## [Task details]
Pictures excluded, output the lines of the data below between the one holding "What data populates" and the one holding "Enumerate this screenshot's", inclusive, exactly as they stand.
** Opening Dataset content block **
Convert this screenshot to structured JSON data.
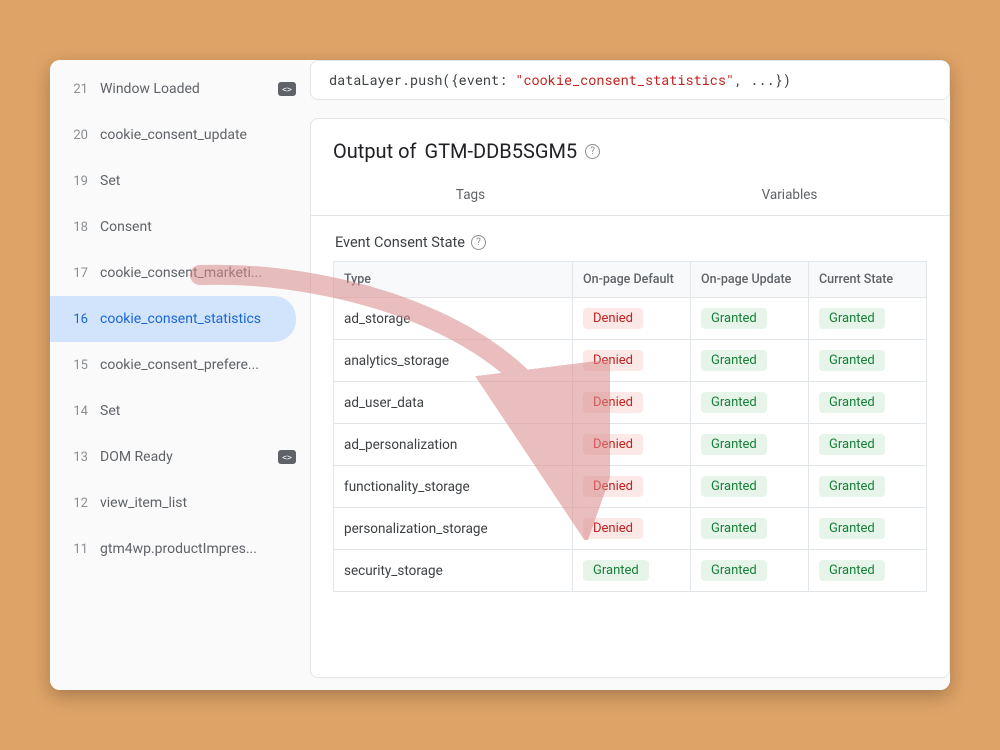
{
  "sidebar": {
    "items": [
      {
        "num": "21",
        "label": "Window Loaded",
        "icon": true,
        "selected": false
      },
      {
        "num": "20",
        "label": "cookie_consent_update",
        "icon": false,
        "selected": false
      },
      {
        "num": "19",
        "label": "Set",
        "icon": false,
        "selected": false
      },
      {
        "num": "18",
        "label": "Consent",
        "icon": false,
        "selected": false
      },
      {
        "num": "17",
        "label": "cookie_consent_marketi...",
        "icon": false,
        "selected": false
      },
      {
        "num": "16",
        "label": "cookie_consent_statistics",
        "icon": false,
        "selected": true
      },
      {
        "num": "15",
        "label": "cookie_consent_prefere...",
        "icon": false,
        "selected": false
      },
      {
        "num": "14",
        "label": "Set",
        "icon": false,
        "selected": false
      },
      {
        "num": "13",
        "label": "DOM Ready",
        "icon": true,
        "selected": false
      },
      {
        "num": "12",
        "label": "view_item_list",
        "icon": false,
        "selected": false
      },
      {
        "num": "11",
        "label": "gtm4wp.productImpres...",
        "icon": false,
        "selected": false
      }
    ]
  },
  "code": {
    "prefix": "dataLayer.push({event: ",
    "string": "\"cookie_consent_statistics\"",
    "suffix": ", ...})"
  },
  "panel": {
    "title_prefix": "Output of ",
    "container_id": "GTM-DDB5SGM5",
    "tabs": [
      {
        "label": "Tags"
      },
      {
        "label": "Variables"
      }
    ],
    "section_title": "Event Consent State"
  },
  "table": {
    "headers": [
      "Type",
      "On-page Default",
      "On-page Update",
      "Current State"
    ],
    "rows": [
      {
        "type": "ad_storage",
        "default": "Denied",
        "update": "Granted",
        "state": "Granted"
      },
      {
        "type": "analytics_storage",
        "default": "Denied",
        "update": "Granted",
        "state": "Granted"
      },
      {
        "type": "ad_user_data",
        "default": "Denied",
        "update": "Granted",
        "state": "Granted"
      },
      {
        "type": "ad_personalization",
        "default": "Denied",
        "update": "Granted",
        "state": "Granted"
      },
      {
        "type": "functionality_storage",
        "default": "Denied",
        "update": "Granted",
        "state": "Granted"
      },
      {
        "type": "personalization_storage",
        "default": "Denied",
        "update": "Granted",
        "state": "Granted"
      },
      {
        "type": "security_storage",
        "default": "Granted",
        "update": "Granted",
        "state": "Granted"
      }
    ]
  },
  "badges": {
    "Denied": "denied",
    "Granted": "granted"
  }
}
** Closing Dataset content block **
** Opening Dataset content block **
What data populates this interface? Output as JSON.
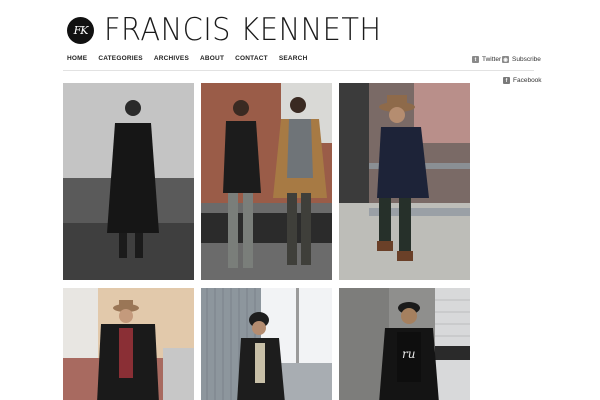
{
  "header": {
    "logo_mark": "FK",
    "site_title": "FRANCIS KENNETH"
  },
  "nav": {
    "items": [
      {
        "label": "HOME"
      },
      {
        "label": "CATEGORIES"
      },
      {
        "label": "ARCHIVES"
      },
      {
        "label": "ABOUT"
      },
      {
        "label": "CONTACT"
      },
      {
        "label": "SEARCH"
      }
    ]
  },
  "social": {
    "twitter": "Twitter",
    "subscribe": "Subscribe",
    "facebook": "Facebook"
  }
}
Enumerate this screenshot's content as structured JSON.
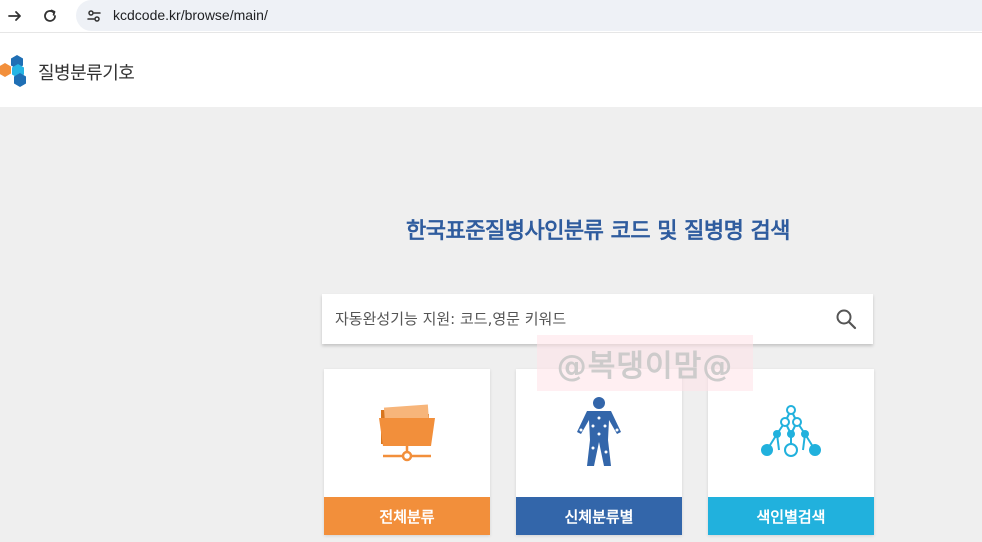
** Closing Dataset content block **
## [Your solution]
What data populates this interface? Output as JSON.
{
  "header": {
    "logo_mark": "FK",
    "site_title": "FRANCIS KENNETH"
  },
  "nav": {
    "items": [
      {
        "label": "HOME"
      },
      {
        "label": "CATEGORIES"
      },
      {
        "label": "ARCHIVES"
      },
      {
        "label": "ABOUT"
      },
      {
        "label": "CONTACT"
      },
      {
        "label": "SEARCH"
      }
    ]
  },
  "social": {
    "twitter": "Twitter",
    "subscribe": "Subscribe",
    "facebook": "Facebook"
  }
}
Enumerate this screenshot's content as structured JSON.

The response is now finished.